Social care providers slam 'dangerous' axing of crucial PPE fund

Scottish Care criticised the decision as 'regressive, unhelpful and positively dangerous' amid rising Covid cases.

Social care providers slam ‘dangerous’ axing of crucial PPE fund iStock
New guidance on PPE funding comes into effect on July 1.

Social care providers have criticised a “dangerous” decision by the Scottish Government to axe a crucial fund for personal protective equipment (PPE) as Covid cases continue to rise.

Public Health Scotland guidance states PPE including face coverings should still be worn when delivering care but the funding won’t be there soon to back up that need.

Scottish Care has also warned that many providers are struggling to plug a widening financial gap amid soaring inflation and a thirty-fold increase in the cost of vital items such as aprons, masks and visors since the start of the coronavirus pandemic.

The Scottish Government currently covers additional costs “relating to remobilisation and adherence to public health measures” including staffing, PPE, infection, prevention and control, and the Social Care Staff Support Fund.

That fund, which allows employers to claim costs incurred if staff have been unable to work due to Covid-19, will remain until the end of September, along with access to local PPE hubs.

But new guidance – which goes live on July 1 – says the Scottish Government will now only cover additional costs associated with Covid-19 testing and vaccination.

It means Covid costs like PPE will be axed for adult social care providers, meaning they will have to foot the bill themselves.

As a result, Alyson Vale, who works at Abbotsford care home in Kirkcaldy, has been stockpiling PPE ahead of the changes being introduced.

But – with eight homes across Fife -they only have contingency for two weeks and fear smaller homes could soon be put out of business as costs mount.

Ms Vale told STV News: “Our costs have skyrocketed over the last three years compared to where they were before. So that additional funding was really vital to help us maintain a sustainable business.

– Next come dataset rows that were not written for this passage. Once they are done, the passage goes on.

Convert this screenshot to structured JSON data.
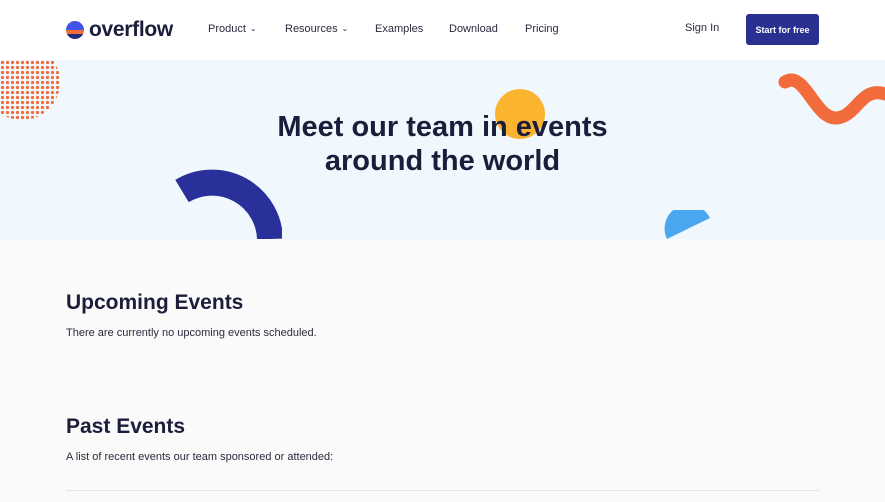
{
  "brand": {
    "name": "overflow",
    "colors": {
      "primary": "#29308f",
      "accent_orange": "#f26b3a",
      "accent_yellow": "#fbb430",
      "accent_blue": "#4aa8f0"
    }
  },
  "nav": {
    "items": [
      {
        "label": "Product",
        "has_dropdown": true
      },
      {
        "label": "Resources",
        "has_dropdown": true
      },
      {
        "label": "Examples"
      },
      {
        "label": "Download"
      },
      {
        "label": "Pricing"
      }
    ],
    "dropdown_icon": "chevron-down-icon",
    "signin_label": "Sign In",
    "cta_label": "Start for free"
  },
  "hero": {
    "title_line1": "Meet our team in events",
    "title_line2": "around the world"
  },
  "upcoming": {
    "title": "Upcoming Events",
    "text": "There are currently no upcoming events scheduled."
  },
  "past": {
    "title": "Past Events",
    "text": "A list of recent events our team sponsored or attended:"
  }
}
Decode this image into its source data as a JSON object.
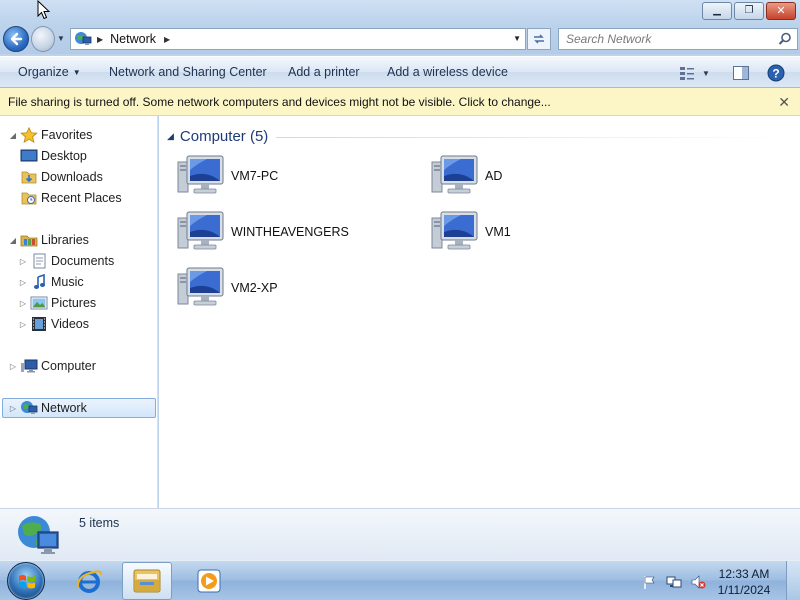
{
  "window": {
    "minimize_glyph": "▁",
    "maximize_glyph": "❐",
    "close_glyph": "✕"
  },
  "address": {
    "location_icon": "network-icon",
    "crumb": "Network"
  },
  "search": {
    "placeholder": "Search Network"
  },
  "commands": {
    "organize": "Organize",
    "network_sharing": "Network and Sharing Center",
    "add_printer": "Add a printer",
    "add_wireless": "Add a wireless device"
  },
  "infobar": {
    "text": "File sharing is turned off. Some network computers and devices might not be visible. Click to change...",
    "close_glyph": "✕"
  },
  "navpane": {
    "favorites": "Favorites",
    "desktop": "Desktop",
    "downloads": "Downloads",
    "recent_places": "Recent Places",
    "libraries": "Libraries",
    "documents": "Documents",
    "music": "Music",
    "pictures": "Pictures",
    "videos": "Videos",
    "computer": "Computer",
    "network": "Network"
  },
  "content": {
    "group_title": "Computer (5)",
    "computers": [
      {
        "name": "VM7-PC"
      },
      {
        "name": "AD"
      },
      {
        "name": "WINTHEAVENGERS"
      },
      {
        "name": "VM1"
      },
      {
        "name": "VM2-XP"
      }
    ]
  },
  "details": {
    "count": "5 items"
  },
  "taskbar": {
    "time": "12:33 AM",
    "date": "1/11/2024"
  },
  "colors": {
    "accent": "#1e3a78",
    "infobar_bg": "#fcf6c7",
    "selection": "#d3e6fb"
  }
}
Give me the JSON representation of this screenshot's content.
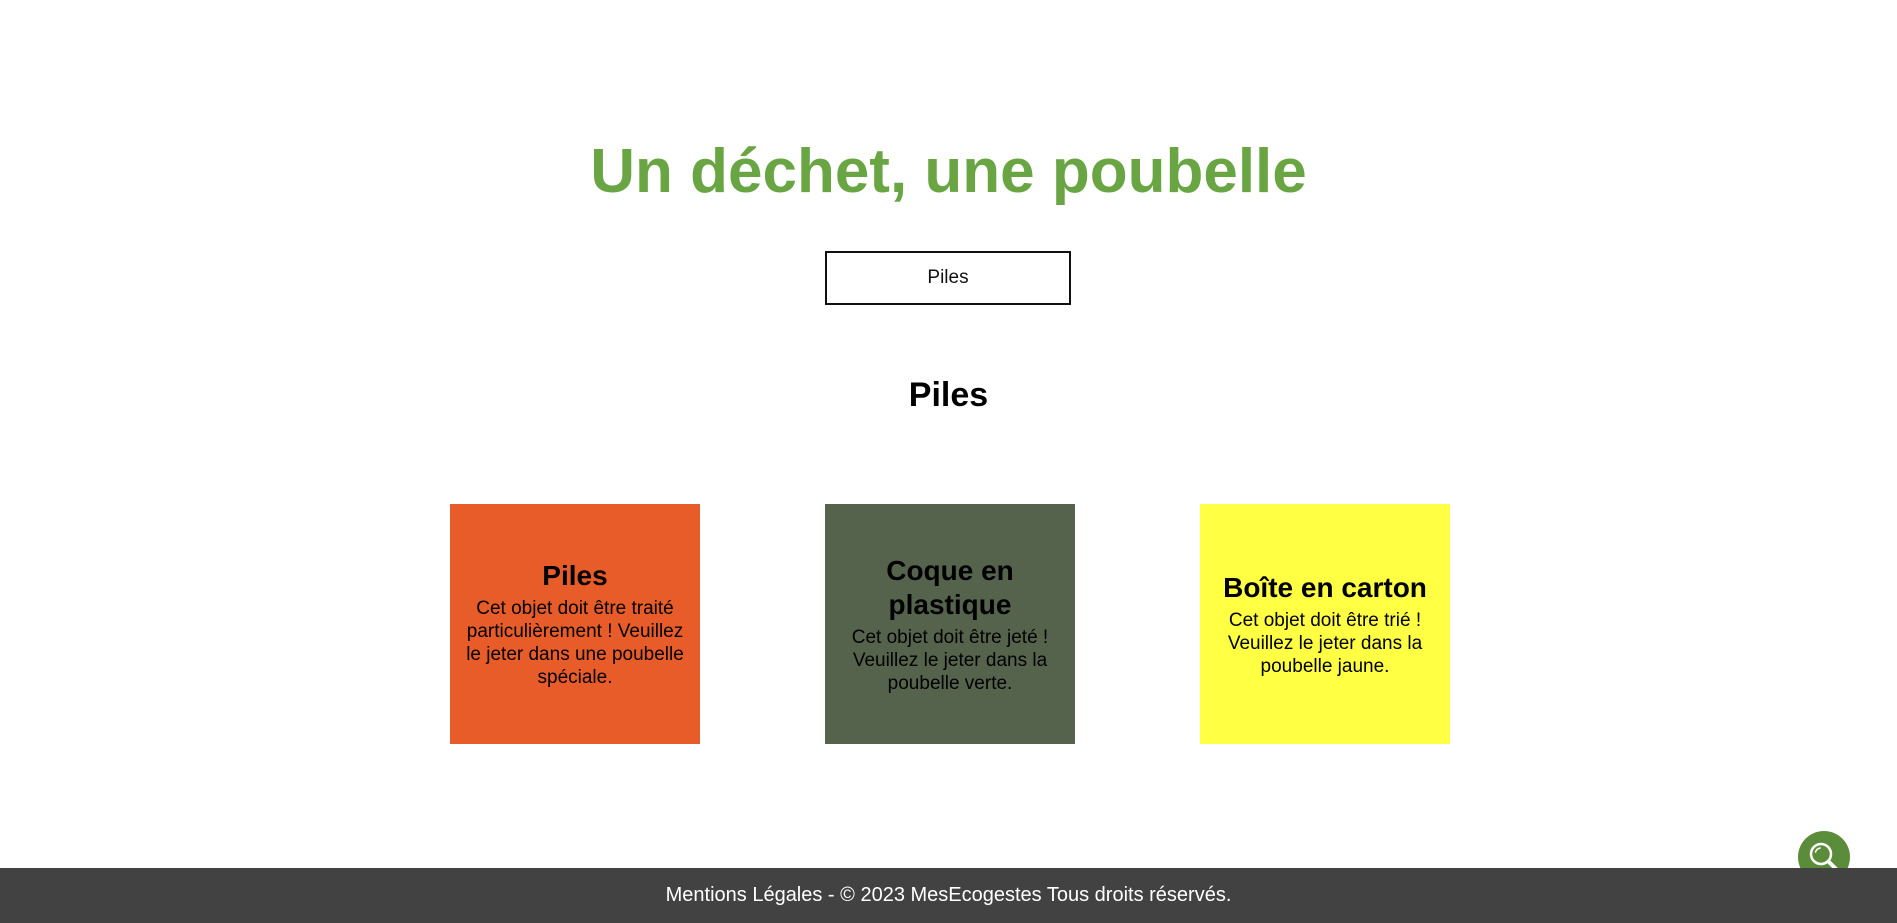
{
  "header": {
    "title": "Un déchet, une poubelle"
  },
  "search": {
    "value": "Piles"
  },
  "result": {
    "heading": "Piles"
  },
  "cards": [
    {
      "title": "Piles",
      "text": "Cet objet doit être traité particulièrement ! Veuillez le jeter dans une poubelle spéciale.",
      "color": "#e85c2a"
    },
    {
      "title": "Coque en plastique",
      "text": "Cet objet doit être jeté ! Veuillez le jeter dans la poubelle verte.",
      "color": "#55634c"
    },
    {
      "title": "Boîte en carton",
      "text": "Cet objet doit être trié ! Veuillez le jeter dans la poubelle jaune.",
      "color": "#ffff44"
    }
  ],
  "floating_button": {
    "icon": "magnifier-icon",
    "color": "#5b8c3a"
  },
  "footer": {
    "text": "Mentions Légales - © 2023 MesEcogestes Tous droits réservés.",
    "background": "#424242"
  },
  "colors": {
    "accent": "#6aa544"
  }
}
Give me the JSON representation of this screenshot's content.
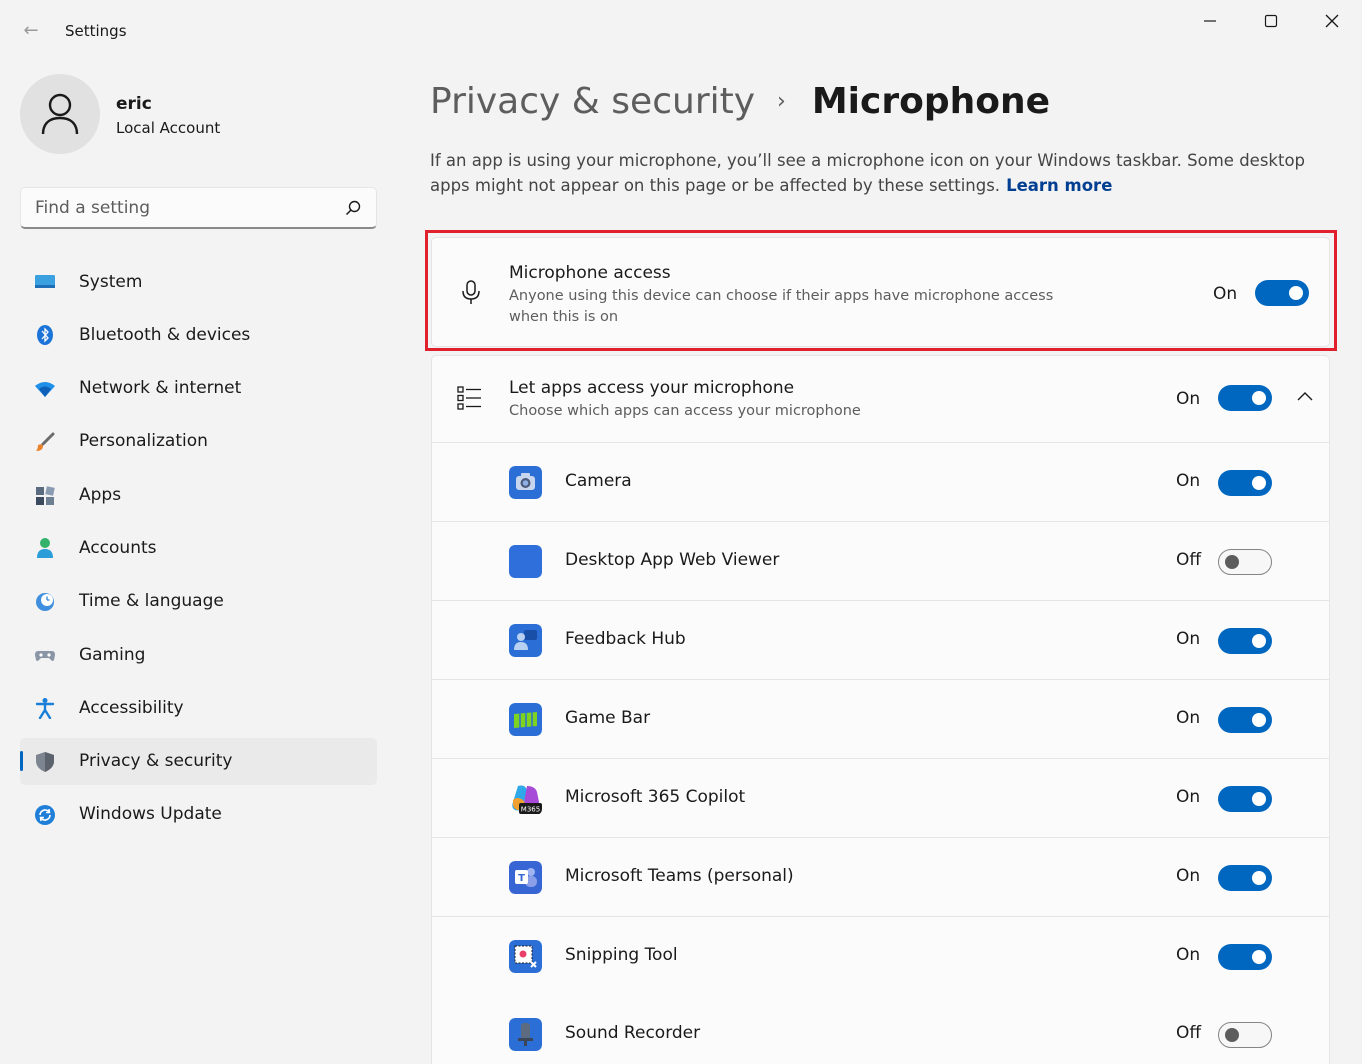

“We’re still going through the same amount of PPE, including wearing face masks every day in care homes, so there definitely needs to be a change in the way we’re funded in order to support the increased costs.”

It comes as Covid cases continue to rise in the community, with the latest figures showing almost 700 care home staff and residents across Scotland have the virus.

Industry leaders say it’s the worst possible time for the funding to be cut.

Dr Donald Macaskill, chief executive of Scottish Care, told STV News: “Of all the steps taken, this is regressive, unhelpful and positively dangerous.

“The way care homes are paid to support somebody is based on the use of PPE before the pandemic, when it was probably less than one pound per resident per week. It’s now an average of £20-30 per resident, per week, in many care homes; that’s a huge difference to make up.”

The Scottish Government says the funding was always time limited, and other costs like testing and vaccinations will continue to be covered.

A spokesperson said: “With high levels of vaccination and new treatments, we’re working to ensure that the care home residents have the highest level of protection possible, while ensuring that care homes can remain open to visitors.

“Infection prevention and control measures to prevent spread and manage a range of infections are common practice in care homes and will remain of upmost importance during Covid-19 outbreaks, in the same way as they do for other infectious pathogens such as influenza outbreaks.

“Both the current local PPE hub arrangement and the Social Care Staff Support Fund are being extended until 30 September, 2022, and financial support arrangements related to testing and vaccinations will continue until 31 March, 2023.

“In addition, the Government has invested an additional £124m recurrently into care at home and provided £200m to uplift pay for ASC workers in commissioned services to a minimum of £10.50 per hour.”